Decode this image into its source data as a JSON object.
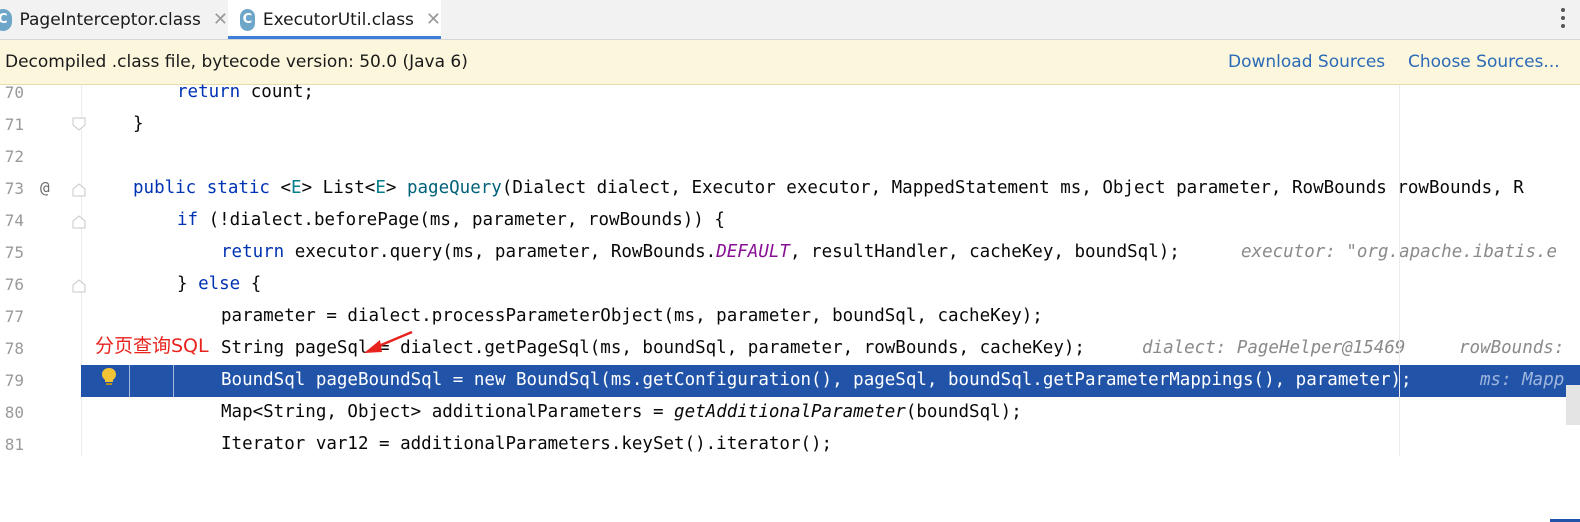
{
  "tabs": [
    {
      "icon": "class-icon",
      "icon_letter": "C",
      "label": "PageInterceptor.class",
      "active": false
    },
    {
      "icon": "class-icon",
      "icon_letter": "C",
      "label": "ExecutorUtil.class",
      "active": true
    }
  ],
  "notice": {
    "message": "Decompiled .class file, bytecode version: 50.0 (Java 6)",
    "download_sources": "Download Sources",
    "choose_sources": "Choose Sources..."
  },
  "gutter": {
    "line_numbers": [
      "70",
      "71",
      "72",
      "73",
      "74",
      "75",
      "76",
      "77",
      "78",
      "79",
      "80",
      "81"
    ],
    "override_marker": "@"
  },
  "code": {
    "l70": {
      "kw": "return",
      "rest": " count;"
    },
    "l71": {
      "text": "}"
    },
    "l73": {
      "kw1": "public static",
      "p1": " <",
      "e1": "E",
      "p2": "> List<",
      "e2": "E",
      "p3": "> ",
      "fn": "pageQuery",
      "rest": "(Dialect dialect, Executor executor, MappedStatement ms, Object parameter, RowBounds rowBounds, R"
    },
    "l74": {
      "kw": "if",
      "rest": " (!dialect.beforePage(ms, parameter, rowBounds)) {"
    },
    "l75": {
      "kw": "return",
      "p1": " executor.query(ms, parameter, RowBounds.",
      "it": "DEFAULT",
      "p2": ", resultHandler, cacheKey, boundSql);",
      "hint": "executor: \"org.apache.ibatis.e"
    },
    "l76": {
      "p1": "} ",
      "kw": "else",
      "p2": " {"
    },
    "l77": {
      "text": "parameter = dialect.processParameterObject(ms, parameter, boundSql, cacheKey);"
    },
    "l78": {
      "text": "String pageSql = dialect.getPageSql(ms, boundSql, parameter, rowBounds, cacheKey);",
      "hint1": "dialect: PageHelper@15469",
      "hint2": "rowBounds:"
    },
    "l79": {
      "p1": "BoundSql pageBoundSql = ",
      "kw": "new",
      "p2": " BoundSql(ms.getConfiguration(), pageSql, boundSql.getParameterMappings(), parameter);",
      "hint": "ms: Mapp"
    },
    "l80": {
      "p1": "Map<String, Object> additionalParameters = ",
      "mi": "getAdditionalParameter",
      "p2": "(boundSql);"
    },
    "l81": {
      "text": "Iterator var12 = additionalParameters.keySet().iterator();"
    }
  },
  "annotation": {
    "text": "分页查询SQL",
    "color": "#e8231d"
  },
  "colors": {
    "highlight": "#2154a8",
    "keyword": "#0033b3",
    "link": "#2b6ab7"
  }
}
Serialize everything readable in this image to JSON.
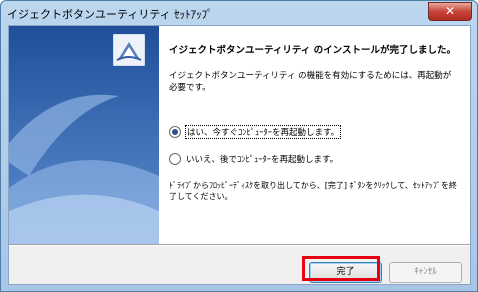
{
  "window": {
    "title": "イジェクトボタンユーティリティ ｾｯﾄｱｯﾌﾟ",
    "close_glyph": "✕"
  },
  "content": {
    "heading": "イジェクトボタンユーティリティ のインストールが完了しました。",
    "description": "イジェクトボタンユーティリティ の機能を有効にするためには、再起動が必要です。",
    "options": [
      {
        "label": "はい、今すぐｺﾝﾋﾟｭｰﾀｰを再起動します。",
        "checked": true
      },
      {
        "label": "いいえ、後でｺﾝﾋﾟｭｰﾀｰを再起動します。",
        "checked": false
      }
    ],
    "note": "ﾄﾞﾗｲﾌﾞからﾌﾛｯﾋﾟｰﾃﾞｨｽｸを取り出してから、[完了] ﾎﾞﾀﾝをｸﾘｯｸして、ｾｯﾄｱｯﾌﾟを終了してください。"
  },
  "buttons": {
    "finish": "完了",
    "cancel": "ｷｬﾝｾﾙ"
  },
  "colors": {
    "highlight": "#e60012",
    "sidebar": "#2f5fa8",
    "titlebar": "#bcd6ee"
  },
  "icons": {
    "product": "product-logo-icon",
    "sidebar_art": "wave-artwork"
  }
}
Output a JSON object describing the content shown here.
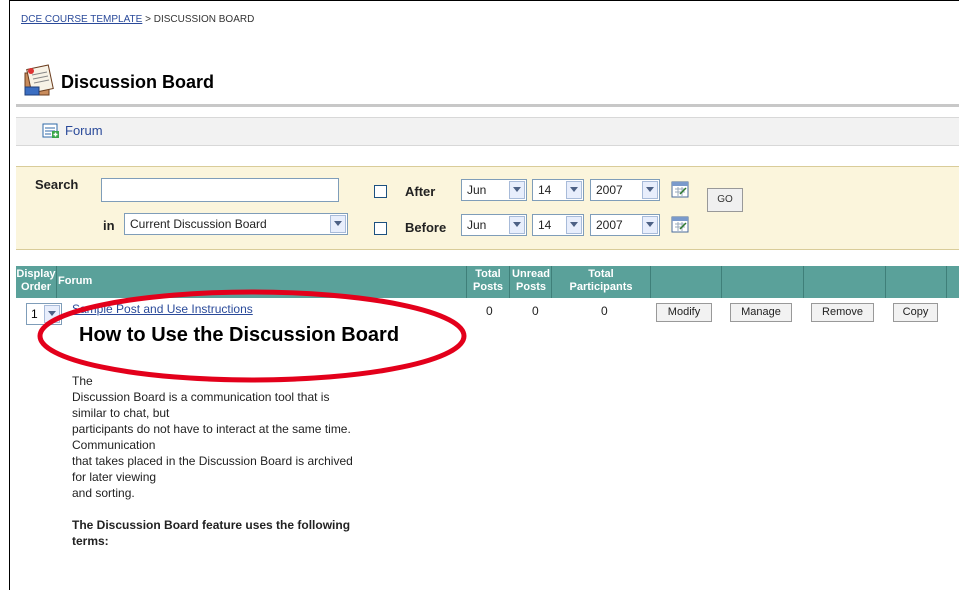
{
  "breadcrumb": {
    "course_link": "DCE COURSE TEMPLATE",
    "separator": ">",
    "current": "DISCUSSION BOARD"
  },
  "page": {
    "title": "Discussion Board",
    "icon": "discussion-board-icon"
  },
  "action_bar": {
    "forum_label": "Forum",
    "forum_icon": "add-forum-icon"
  },
  "search": {
    "label": "Search",
    "query": "",
    "in_label": "in",
    "scope": "Current Discussion Board",
    "after_label": "After",
    "after_month": "Jun",
    "after_day": "14",
    "after_year": "2007",
    "before_label": "Before",
    "before_month": "Jun",
    "before_day": "14",
    "before_year": "2007",
    "go_label": "GO"
  },
  "table": {
    "headers": {
      "display_order_1": "Display",
      "display_order_2": "Order",
      "forum": "Forum",
      "total_posts_1": "Total",
      "total_posts_2": "Posts",
      "unread_posts_1": "Unread",
      "unread_posts_2": "Posts",
      "total_participants_1": "Total",
      "total_participants_2": "Participants"
    },
    "row": {
      "order": "1",
      "forum_link": "Sample Post and Use Instructions",
      "forum_heading": "How to Use the Discussion Board",
      "total_posts": "0",
      "unread_posts": "0",
      "total_participants": "0",
      "buttons": {
        "modify": "Modify",
        "manage": "Manage",
        "remove": "Remove",
        "copy": "Copy"
      }
    },
    "description": {
      "line1": "The",
      "line2": "Discussion Board is a communication tool that is",
      "line3": "similar to chat, but",
      "line4": "participants do not have to interact at the same time.",
      "line5": "Communication",
      "line6": "that takes placed in the Discussion Board is archived",
      "line7": "for later viewing",
      "line8": "and sorting.",
      "terms_heading_1": "The Discussion Board feature uses the following",
      "terms_heading_2": "terms:"
    }
  },
  "colors": {
    "header_teal": "#5aa19a",
    "search_bg": "#fbf5dc",
    "link_blue": "#2a4a9a",
    "annotation_red": "#e3001b"
  }
}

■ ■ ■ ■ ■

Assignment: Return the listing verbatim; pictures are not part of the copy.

Task answer:
Decode this image into its source data as a JSON object.
{
  "tabs": [
    {
      "icon": "class-icon",
      "icon_letter": "C",
      "label": "PageInterceptor.class",
      "active": false
    },
    {
      "icon": "class-icon",
      "icon_letter": "C",
      "label": "ExecutorUtil.class",
      "active": true
    }
  ],
  "notice": {
    "message": "Decompiled .class file, bytecode version: 50.0 (Java 6)",
    "download_sources": "Download Sources",
    "choose_sources": "Choose Sources..."
  },
  "gutter": {
    "line_numbers": [
      "70",
      "71",
      "72",
      "73",
      "74",
      "75",
      "76",
      "77",
      "78",
      "79",
      "80",
      "81"
    ],
    "override_marker": "@"
  },
  "code": {
    "l70": {
      "kw": "return",
      "rest": " count;"
    },
    "l71": {
      "text": "}"
    },
    "l73": {
      "kw1": "public static",
      "p1": " <",
      "e1": "E",
      "p2": "> List<",
      "e2": "E",
      "p3": "> ",
      "fn": "pageQuery",
      "rest": "(Dialect dialect, Executor executor, MappedStatement ms, Object parameter, RowBounds rowBounds, R"
    },
    "l74": {
      "kw": "if",
      "rest": " (!dialect.beforePage(ms, parameter, rowBounds)) {"
    },
    "l75": {
      "kw": "return",
      "p1": " executor.query(ms, parameter, RowBounds.",
      "it": "DEFAULT",
      "p2": ", resultHandler, cacheKey, boundSql);",
      "hint": "executor: \"org.apache.ibatis.e"
    },
    "l76": {
      "p1": "} ",
      "kw": "else",
      "p2": " {"
    },
    "l77": {
      "text": "parameter = dialect.processParameterObject(ms, parameter, boundSql, cacheKey);"
    },
    "l78": {
      "text": "String pageSql = dialect.getPageSql(ms, boundSql, parameter, rowBounds, cacheKey);",
      "hint1": "dialect: PageHelper@15469",
      "hint2": "rowBounds:"
    },
    "l79": {
      "p1": "BoundSql pageBoundSql = ",
      "kw": "new",
      "p2": " BoundSql(ms.getConfiguration(), pageSql, boundSql.getParameterMappings(), parameter);",
      "hint": "ms: Mapp"
    },
    "l80": {
      "p1": "Map<String, Object> additionalParameters = ",
      "mi": "getAdditionalParameter",
      "p2": "(boundSql);"
    },
    "l81": {
      "text": "Iterator var12 = additionalParameters.keySet().iterator();"
    }
  },
  "annotation": {
    "text": "分页查询SQL",
    "color": "#e8231d"
  },
  "colors": {
    "highlight": "#2154a8",
    "keyword": "#0033b3",
    "link": "#2b6ab7"
  }
}
Serialize everything readable in this image to JSON.
{
  "window": {
    "title": "イジェクトボタンユーティリティ ｾｯﾄｱｯﾌﾟ",
    "close_glyph": "✕"
  },
  "content": {
    "heading": "イジェクトボタンユーティリティ のインストールが完了しました。",
    "description": "イジェクトボタンユーティリティ の機能を有効にするためには、再起動が必要です。",
    "options": [
      {
        "label": "はい、今すぐｺﾝﾋﾟｭｰﾀｰを再起動します。",
        "checked": true
      },
      {
        "label": "いいえ、後でｺﾝﾋﾟｭｰﾀｰを再起動します。",
        "checked": false
      }
    ],
    "note": "ﾄﾞﾗｲﾌﾞからﾌﾛｯﾋﾟｰﾃﾞｨｽｸを取り出してから、[完了] ﾎﾞﾀﾝをｸﾘｯｸして、ｾｯﾄｱｯﾌﾟを終了してください。"
  },
  "buttons": {
    "finish": "完了",
    "cancel": "ｷｬﾝｾﾙ"
  },
  "colors": {
    "highlight": "#e60012",
    "sidebar": "#2f5fa8",
    "titlebar": "#bcd6ee"
  },
  "icons": {
    "product": "product-logo-icon",
    "sidebar_art": "wave-artwork"
  }
}
Output a JSON object describing the content shown here.
{
  "breadcrumb": {
    "course_link": "DCE COURSE TEMPLATE",
    "separator": ">",
    "current": "DISCUSSION BOARD"
  },
  "page": {
    "title": "Discussion Board",
    "icon": "discussion-board-icon"
  },
  "action_bar": {
    "forum_label": "Forum",
    "forum_icon": "add-forum-icon"
  },
  "search": {
    "label": "Search",
    "query": "",
    "in_label": "in",
    "scope": "Current Discussion Board",
    "after_label": "After",
    "after_month": "Jun",
    "after_day": "14",
    "after_year": "2007",
    "before_label": "Before",
    "before_month": "Jun",
    "before_day": "14",
    "before_year": "2007",
    "go_label": "GO"
  },
  "table": {
    "headers": {
      "display_order_1": "Display",
      "display_order_2": "Order",
      "forum": "Forum",
      "total_posts_1": "Total",
      "total_posts_2": "Posts",
      "unread_posts_1": "Unread",
      "unread_posts_2": "Posts",
      "total_participants_1": "Total",
      "total_participants_2": "Participants"
    },
    "row": {
      "order": "1",
      "forum_link": "Sample Post and Use Instructions",
      "forum_heading": "How to Use the Discussion Board",
      "total_posts": "0",
      "unread_posts": "0",
      "total_participants": "0",
      "buttons": {
        "modify": "Modify",
        "manage": "Manage",
        "remove": "Remove",
        "copy": "Copy"
      }
    },
    "description": {
      "line1": "The",
      "line2": "Discussion Board is a communication tool that is",
      "line3": "similar to chat, but",
      "line4": "participants do not have to interact at the same time.",
      "line5": "Communication",
      "line6": "that takes placed in the Discussion Board is archived",
      "line7": "for later viewing",
      "line8": "and sorting.",
      "terms_heading_1": "The Discussion Board feature uses the following",
      "terms_heading_2": "terms:"
    }
  },
  "colors": {
    "header_teal": "#5aa19a",
    "search_bg": "#fbf5dc",
    "link_blue": "#2a4a9a",
    "annotation_red": "#e3001b"
  }
}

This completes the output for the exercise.